:: DATA SECTION ::
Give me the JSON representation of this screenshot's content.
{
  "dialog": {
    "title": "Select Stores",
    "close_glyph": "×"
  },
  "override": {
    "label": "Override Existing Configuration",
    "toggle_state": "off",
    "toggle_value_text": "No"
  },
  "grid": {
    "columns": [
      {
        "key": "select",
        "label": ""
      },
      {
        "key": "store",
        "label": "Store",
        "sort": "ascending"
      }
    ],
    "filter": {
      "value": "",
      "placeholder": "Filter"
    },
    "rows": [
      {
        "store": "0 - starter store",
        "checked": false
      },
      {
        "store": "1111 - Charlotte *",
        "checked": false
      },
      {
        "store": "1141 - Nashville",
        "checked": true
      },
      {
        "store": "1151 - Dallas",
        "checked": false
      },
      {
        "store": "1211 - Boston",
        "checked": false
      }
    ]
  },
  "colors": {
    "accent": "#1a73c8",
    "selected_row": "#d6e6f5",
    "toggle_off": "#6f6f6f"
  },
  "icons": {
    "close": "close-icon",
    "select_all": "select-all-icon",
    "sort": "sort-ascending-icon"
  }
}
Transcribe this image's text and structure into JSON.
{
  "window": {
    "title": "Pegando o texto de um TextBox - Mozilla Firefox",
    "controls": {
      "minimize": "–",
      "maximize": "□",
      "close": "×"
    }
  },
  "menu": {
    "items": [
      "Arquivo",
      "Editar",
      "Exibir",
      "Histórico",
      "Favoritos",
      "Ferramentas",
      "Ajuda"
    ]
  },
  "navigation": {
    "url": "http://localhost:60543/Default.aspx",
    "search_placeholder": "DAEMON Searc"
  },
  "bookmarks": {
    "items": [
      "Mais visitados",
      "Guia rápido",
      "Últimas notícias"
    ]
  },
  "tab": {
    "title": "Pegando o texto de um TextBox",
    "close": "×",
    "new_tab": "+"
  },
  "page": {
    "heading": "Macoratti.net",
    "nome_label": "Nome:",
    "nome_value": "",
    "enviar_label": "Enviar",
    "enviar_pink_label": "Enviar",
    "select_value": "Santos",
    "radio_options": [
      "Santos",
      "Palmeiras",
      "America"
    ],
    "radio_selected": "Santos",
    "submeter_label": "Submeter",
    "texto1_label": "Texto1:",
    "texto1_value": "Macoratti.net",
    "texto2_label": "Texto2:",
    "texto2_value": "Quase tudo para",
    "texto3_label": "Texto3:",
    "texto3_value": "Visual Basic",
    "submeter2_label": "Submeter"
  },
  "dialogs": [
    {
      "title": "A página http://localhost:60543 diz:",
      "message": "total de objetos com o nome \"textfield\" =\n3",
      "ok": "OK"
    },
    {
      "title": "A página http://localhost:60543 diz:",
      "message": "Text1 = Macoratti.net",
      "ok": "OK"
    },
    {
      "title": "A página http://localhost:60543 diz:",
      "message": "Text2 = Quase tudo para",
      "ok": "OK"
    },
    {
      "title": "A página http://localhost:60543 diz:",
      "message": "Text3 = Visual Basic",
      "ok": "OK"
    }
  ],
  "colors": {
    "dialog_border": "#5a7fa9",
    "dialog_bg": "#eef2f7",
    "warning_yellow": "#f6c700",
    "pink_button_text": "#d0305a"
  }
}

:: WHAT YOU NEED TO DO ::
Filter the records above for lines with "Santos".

:: WRITTEN RESPONSE ::
    "select_value": "Santos",
      "Santos",
    "radio_selected": "Santos",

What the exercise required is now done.